Tendons in his hips were whining in pain with every upwards step as he was climbing the last small peak in the fifteenth hour on feet practically without break.
Then the warm, yellow glow of the mountain hut windows appeared quite near and in the next couple of minutes, right as the clock hands rolled over 11 at night, he stepped through the front sliding door into the dimly lit structure.
The corridors were silent and empty, the front counter locked. The scent of sleep could be felt inside the building. Suddenly a torpid female figure appeared, plodding along the back wall of the front hall, only to disappear in the rest room, without even noticing the late guest. He went on with his business of reorganizing the backpack and putting on another layer of clothing. A big gasoline stove stood in the middle of the hall, but it was dead cold.
After a brief look around, with nobody to be found, the foreigner eventually laid down on one of the wooden benches in the corridor in order to get some sleep. Unfortunately not much of it could be gained. There was a steady breeze of cold air flowing through the corridor and the bench felt cold as ice. It was the same situation like the previous night, when he tried to sleep on a bench in front of the Tateyama ropeway station, only to be kept awake all the precious few hours by the coldness of the base. He didn’t bring any matt on purpose, expecting to spend the night outside, where any other position than sitting hunched up on the rope somewhere between rocks would be impossible anyway. Now he was paying the price for that decision by the second night with close to none good sleep. Sitting on the rope, bent double, half unconscious, he somehow went through the night, until at around 3 AM a party of early risers descended from the sleeping floor in order to start on their way to climb to the top of Tsurugi for the sunrise.
“My room is empty now. You can go there if you want”, one of them spoke to the foreigner. Now he was the torpid figure, plodding up the stairs. He collapsed onto the tatami and immediately slept dead.
When he woke up three hours later, the wooden room was shining gold, lit by the rays of morning sunlight entering through the single east facing window. Through the window he glimpsed a sight of golden autumn landscape covered in delicate layer of hoarfrost melting into dew, glittering marvelously in the low angle sunshine. The sky was flawless blue and the air was crisp and chilly outside.

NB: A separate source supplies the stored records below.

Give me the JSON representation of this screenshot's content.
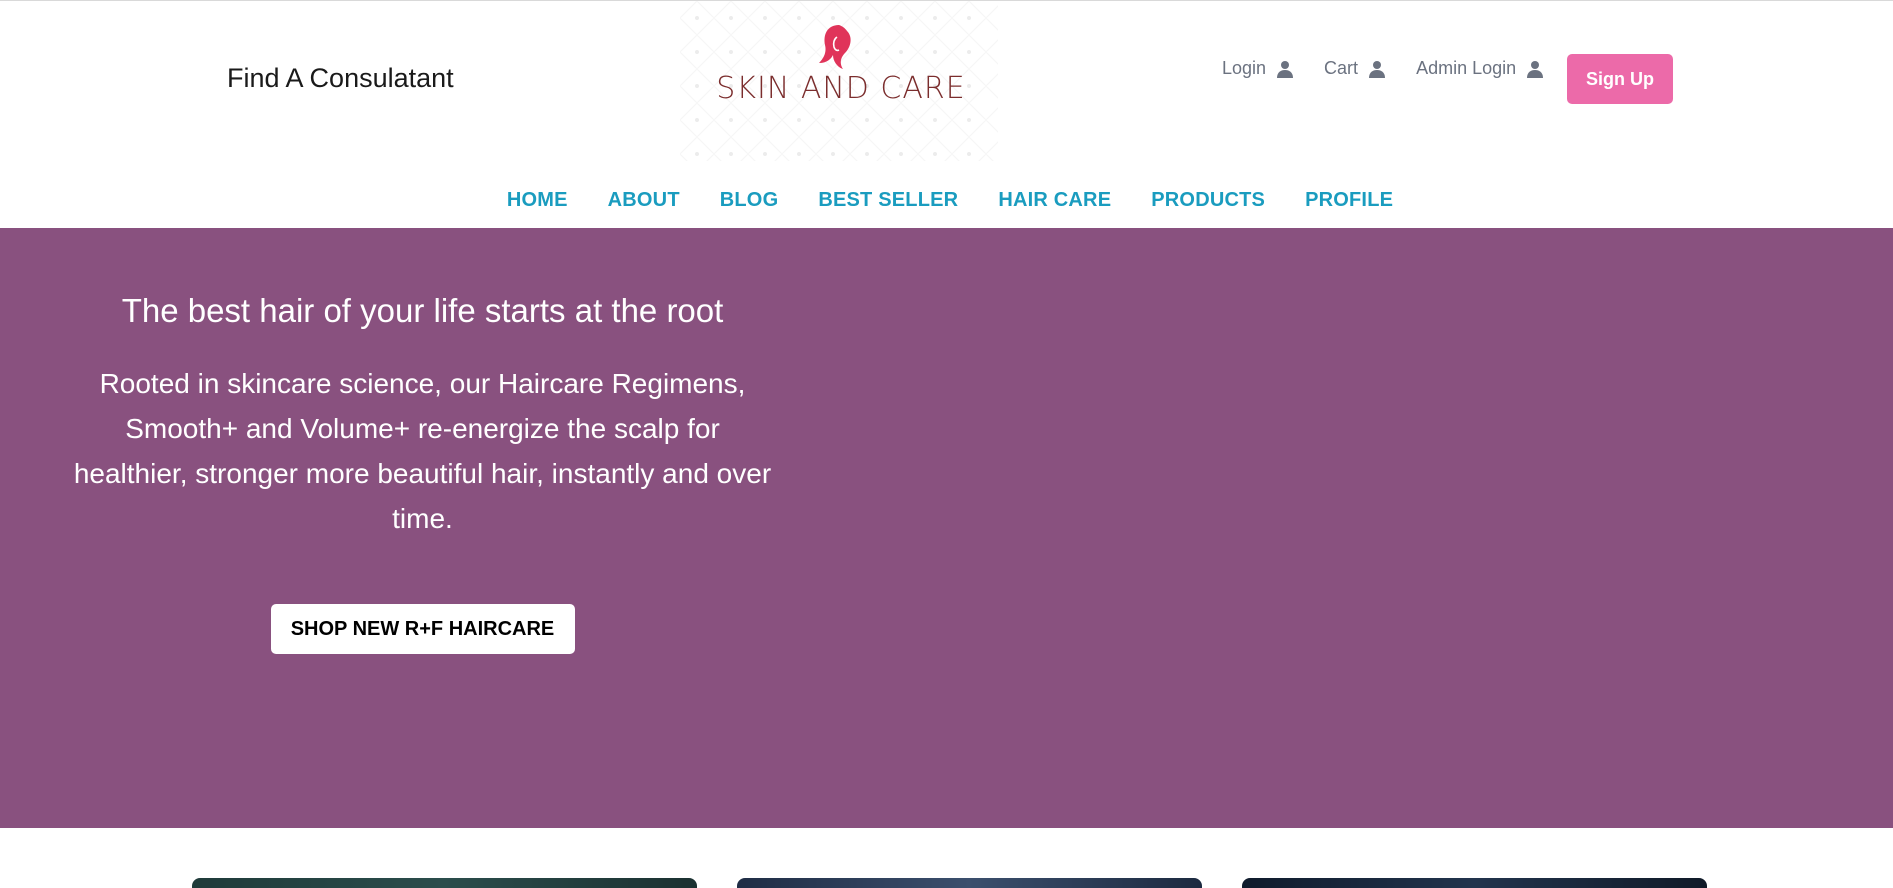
{
  "header": {
    "find_consultant": "Find A Consulatant",
    "logo_text": "SKIN AND CARE",
    "user_links": [
      {
        "label": "Login",
        "icon": "user-icon"
      },
      {
        "label": "Cart",
        "icon": "user-icon"
      },
      {
        "label": "Admin Login",
        "icon": "user-icon"
      }
    ],
    "signup_label": "Sign Up"
  },
  "nav": {
    "items": [
      "HOME",
      "ABOUT",
      "BLOG",
      "BEST SELLER",
      "HAIR CARE",
      "PRODUCTS",
      "PROFILE"
    ]
  },
  "hero": {
    "title": "The best hair of your life starts at the root",
    "text": "Rooted in skincare science, our Haircare Regimens, Smooth+ and Volume+ re-energize the scalp for healthier, stronger more beautiful hair, instantly and over time.",
    "button_label": "SHOP NEW R+F HAIRCARE"
  },
  "colors": {
    "hero_bg": "#89517f",
    "nav_link": "#1a9cbf",
    "signup_bg": "#ec6aa9",
    "logo_text": "#7b2d2d",
    "logo_mark": "#e0345a"
  }
}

The hut was now steaming with action, everybody getting ready for a new day full of adventures. As he descended into the front hall, a lively, smiling young lady from the hut’s staff greeted him with a loud “Ohayou gozaimasu”. The foreigner explained to her his story and how he got here briefly, asking if he should pay something. She smiled beautifully, raised one finger to her mouth and said: “Let that be our secret.” She was a fairy that crosses the path of every weary adventurer at some point in time. Like the first good meal, no matter how simple, blows even the most luxurious dinner out of water after days spent in languish in the open, like the first warm bath feels almost like reincarnation after nights spent in the arctic cold of winter mountains, seeing a smile of a lovely young lady has the same special and magical impact on the heart of a young man, bringing him uncomplicated joy into the moment.
How glad he was that he decided to postpone his return to Murodo to this day. How glorious the mountains looked! He was walking slowly on his return journey, embracing the strokes of cool winds, revering the miraculous sanctuary which nature is.

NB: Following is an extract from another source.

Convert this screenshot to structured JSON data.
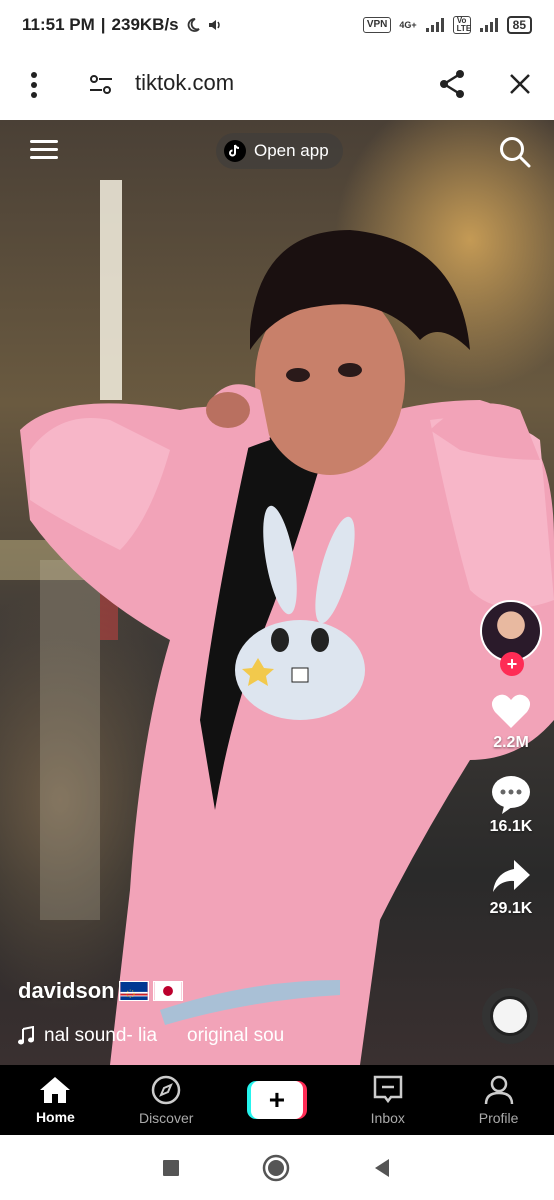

Countless times the foreigner kept looking back at the mountain that has given him so much. The relationship between him and the mountain had changed. No more desire, no more superficial lust. An intimate knowledge had turned all those emotions into gratitude, respect and love. He has now stood on the summit four times already, climbed all the routes he wanted to climb. “Is there a reason to come back again”, he was asking himself. “Yes”, was the eventual answer. To visit an old friend. To climb here in winter…